I thought I knew what strength was before I came to Palestine. Really. I thought that if you could take a blow and not flinch, you were strong; that if you could risk your life in order to save what you loved the most, you were strong. That strength is about fighting for what you believe in.

I have met strong people, and by example they have shown me I was wrong. They do not fight; they do not take up the knife or gun, they do not preach violence or hatred. They have endured immeasurable suffering.

They are strong because in spite of their experience, in spite of every low feeling telling them to tear apart their oppressors, they have kept their humanity. They are still kind. They are, I can say for sure, the most peaceful people I have ever met. I see now that any old fool can pick up a gun and fight. It takes real strength to preserve your humanity.

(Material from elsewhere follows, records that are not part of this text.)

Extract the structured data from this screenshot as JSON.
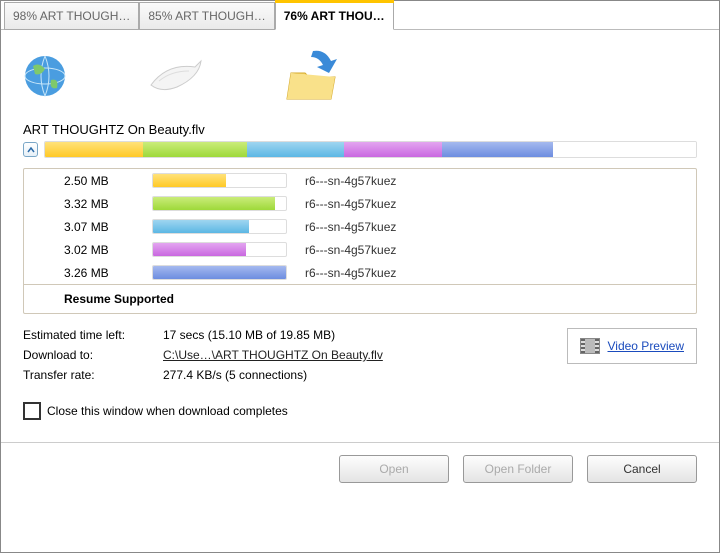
{
  "tabs": [
    {
      "label": "98% ART THOUGH…",
      "active": false
    },
    {
      "label": "85% ART THOUGH…",
      "active": false
    },
    {
      "label": "76% ART THOU…",
      "active": true
    }
  ],
  "filename": "ART THOUGHTZ On Beauty.flv",
  "main_progress": {
    "segments": [
      {
        "cls": "seg-yellow",
        "pct": 15
      },
      {
        "cls": "seg-green",
        "pct": 16
      },
      {
        "cls": "seg-blue",
        "pct": 15
      },
      {
        "cls": "seg-purple",
        "pct": 15
      },
      {
        "cls": "seg-blue2",
        "pct": 17
      },
      {
        "cls": "seg-empty",
        "pct": 22
      }
    ]
  },
  "threads": [
    {
      "size": "2.50 MB",
      "color": "seg-yellow",
      "pct": 55,
      "host": "r6---sn-4g57kuez"
    },
    {
      "size": "3.32 MB",
      "color": "seg-green",
      "pct": 92,
      "host": "r6---sn-4g57kuez"
    },
    {
      "size": "3.07 MB",
      "color": "seg-blue",
      "pct": 72,
      "host": "r6---sn-4g57kuez"
    },
    {
      "size": "3.02 MB",
      "color": "seg-purple",
      "pct": 70,
      "host": "r6---sn-4g57kuez"
    },
    {
      "size": "3.26 MB",
      "color": "seg-blue2",
      "pct": 100,
      "host": "r6---sn-4g57kuez"
    }
  ],
  "resume_label": "Resume Supported",
  "info": {
    "eta_label": "Estimated time left:",
    "eta_value": "17 secs (15.10 MB of 19.85 MB)",
    "dest_label": "Download to:",
    "dest_value": "C:\\Use…\\ART THOUGHTZ On Beauty.flv",
    "rate_label": "Transfer rate:",
    "rate_value": "277.4 KB/s (5 connections)"
  },
  "preview_label": "Video Preview",
  "close_checkbox_label": "Close this window when download completes",
  "buttons": {
    "open": "Open",
    "open_folder": "Open Folder",
    "cancel": "Cancel"
  }
}
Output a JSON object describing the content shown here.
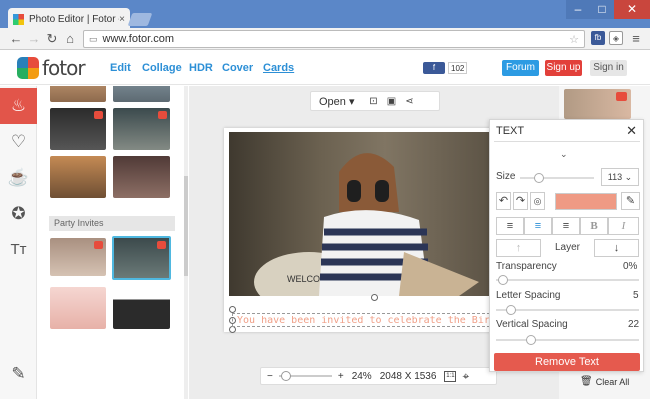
{
  "browser": {
    "tab_title": "Photo Editor | Fotor - Fre",
    "tab_close": "×",
    "url": "www.fotor.com",
    "window_minimize": "–",
    "window_maximize": "□",
    "window_close": "✕",
    "ext_fb": "fb"
  },
  "header": {
    "brand": "fotor",
    "nav": [
      "Edit",
      "Collage",
      "HDR",
      "Cover",
      "Cards"
    ],
    "fb_share": "f",
    "share_count": "102",
    "forum": "Forum",
    "signup": "Sign up",
    "signin": "Sign in"
  },
  "sidebar": {
    "icons": [
      "cake-icon",
      "heart-hands-icon",
      "coffee-icon",
      "star-badge-icon",
      "text-size-icon",
      "edit-square-icon"
    ]
  },
  "templates": {
    "section_label": "Party Invites"
  },
  "toolbar": {
    "open_label": "Open"
  },
  "canvas": {
    "text_line": "You have been invited to celebrate the Birthday of ...",
    "photo_sign": "WELCOME"
  },
  "zoom": {
    "minus": "−",
    "plus": "+",
    "percent": "24%",
    "width": "2048",
    "x": "X",
    "height": "1536",
    "fit_label": "1:1"
  },
  "text_panel": {
    "title": "TEXT",
    "size_label": "Size",
    "size_value": "113",
    "color": "#ef9a84",
    "layer_label": "Layer",
    "transparency_label": "Transparency",
    "transparency_value": "0%",
    "letter_spacing_label": "Letter Spacing",
    "letter_spacing_value": "5",
    "vertical_spacing_label": "Vertical Spacing",
    "vertical_spacing_value": "22",
    "remove_button": "Remove Text"
  },
  "clear_all": "Clear All"
}
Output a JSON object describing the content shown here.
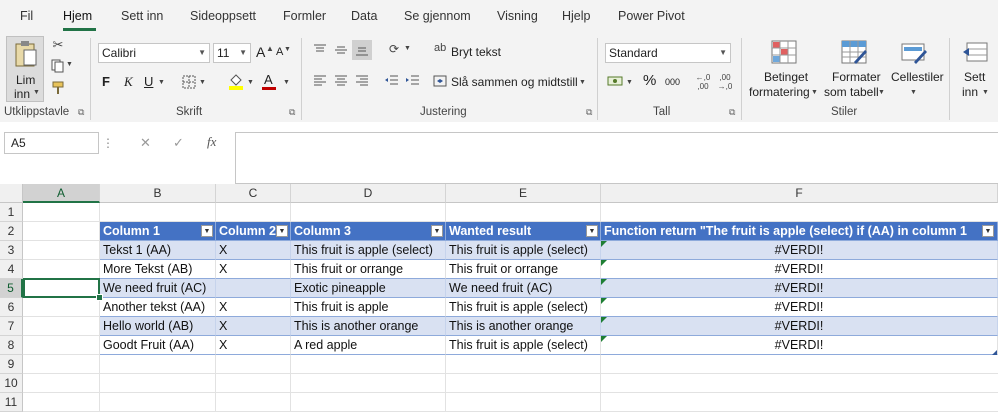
{
  "tabs": [
    {
      "label": "Fil"
    },
    {
      "label": "Hjem"
    },
    {
      "label": "Sett inn"
    },
    {
      "label": "Sideoppsett"
    },
    {
      "label": "Formler"
    },
    {
      "label": "Data"
    },
    {
      "label": "Se gjennom"
    },
    {
      "label": "Visning"
    },
    {
      "label": "Hjelp"
    },
    {
      "label": "Power Pivot"
    }
  ],
  "ribbon": {
    "clipboard": {
      "paste_line1": "Lim",
      "paste_line2": "inn",
      "label": "Utklippstavle"
    },
    "font": {
      "name": "Calibri",
      "size": "11",
      "bold": "F",
      "italic": "K",
      "underline": "U",
      "grow": "A",
      "shrink": "A",
      "font_color_letter": "A",
      "label": "Skrift"
    },
    "alignment": {
      "wrap_text": "Bryt tekst",
      "merge_center": "Slå sammen og midtstill",
      "label": "Justering"
    },
    "number": {
      "format": "Standard",
      "percent": "%",
      "comma": "000",
      "inc_dec": "←,0\n,00",
      "label": "Tall"
    },
    "styles": {
      "conditional_line1": "Betinget",
      "conditional_line2": "formatering",
      "format_table_line1": "Formater",
      "format_table_line2": "som tabell",
      "cell_styles": "Cellestiler",
      "label": "Stiler"
    },
    "cells": {
      "insert_line1": "Sett",
      "insert_line2": "inn"
    }
  },
  "formula_bar": {
    "name_box": "A5",
    "fx": "fx",
    "cancel": "✕",
    "confirm": "✓",
    "content": ""
  },
  "columns": [
    "A",
    "B",
    "C",
    "D",
    "E",
    "F"
  ],
  "rows": [
    "1",
    "2",
    "3",
    "4",
    "5",
    "6",
    "7",
    "8",
    "9",
    "10",
    "11"
  ],
  "table": {
    "headers": [
      "Column 1",
      "Column 2",
      "Column 3",
      "Wanted result",
      "Function return \"The fruit is apple (select) if (AA) in column 1"
    ],
    "rows": [
      [
        "Tekst 1 (AA)",
        "X",
        "This fruit is apple (select)",
        "This fruit is apple (select)",
        "#VERDI!"
      ],
      [
        "More Tekst (AB)",
        "X",
        "This fruit or orrange",
        "This fruit or orrange",
        "#VERDI!"
      ],
      [
        "We need fruit (AC)",
        "",
        "Exotic pineapple",
        "We need fruit (AC)",
        "#VERDI!"
      ],
      [
        "Another tekst (AA)",
        "X",
        "This fruit is apple",
        "This fruit is apple (select)",
        "#VERDI!"
      ],
      [
        "Hello world (AB)",
        "X",
        "This is another orange",
        "This is another orange",
        "#VERDI!"
      ],
      [
        "Goodt Fruit (AA)",
        "X",
        "A red apple",
        "This fruit is apple (select)",
        "#VERDI!"
      ]
    ]
  },
  "colors": {
    "accent_green": "#217346",
    "table_header": "#4472c4",
    "table_band": "#d9e1f2",
    "font_color": "#c00000",
    "highlight": "#ffff00"
  }
}
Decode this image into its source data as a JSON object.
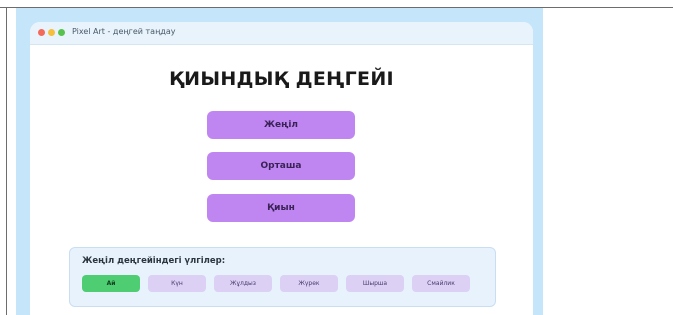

Image and text © Josh Jones 2008.

Strength II


Khalim is sitting in the courtyard where he and other Palestinian political prisoners were kept chained and hooded. He explained how he was commonly kept awake there for a number of days; soldiers would pour freezing water over anyone who appeared to fall asleep. The courtyard was abandoned by the Israeli military, and has since been left untouched.

This courtyard is a part of a large prison, most of which has been renovated and turned into a community centre. This photo is the second of two, and the first is accompanied by some of my thoughts. You can read it here.

Image and text © Josh Jones 2008.



A man of Al-Aqaba, a village in the Tubas region of Palestine, shows us the demolition orders for the school, nursery, clinic and mosque that he helped to found.

If the orders are not challenged in court, which is a lengthy and expensive process, then all the buildings in the village will be razed by Israeli military bulldozers.

I should add something personal here to help the reader digest this, but honestly, I don’t know what to say.

Image and text © Josh Jones 2008.



A man of the village of Furush Beit Dajan stands before the mud brick structure that he and his family were forced to live in after their home was demolished. Having destroyed their home, the Israeli civil service have prohibited the family from making any repairs to the dilapidated farm buildings they now have to inhabit.

He told me how one of his sons, aged five, was recently bitten by a poisonous snake while he slept. The snake had entered through one of the many holes in the building. The father rang the hospital but on hearing his location, the person on the end of the phone said, ‘Sorry, no Arabs.’

The father attempted to drive his son to the nearest emergency hospital, at Nablus, but was blocked at an Israeli military checkpoint and forced to return home. His son died later that night.

I cannot imagine how someone can retain their sense of humanity after such an incident. As we sat over sweet Palestinian tea, the father told me he did not want retribution. ‘All I want is the right to build, and access to water and electricity’, he said.

Out there it seemed to make sense, but having returned to Britain I am more and more bemused by the stoic humanity of the people I met in Palestine.

Image and text © Josh Jones 2008.



Woman and her grandchild, in a small Bedouin tent in the West Bank, Palestine.

The soldiers from the nearby Israeli settlement use the crop fields around these tents for live-fire exercises. I spoke to a woman in the next tent who had been shot in the head by a rifle bullet while picking herbs in the middle of the day. She had survived with fifteen stitches.

I asked the woman pictured if she or her family had had a similar experience. ‘The bullets fly over our heads’, she said, ‘but so far, God has been kind.’

Image and text © Josh Jones 2008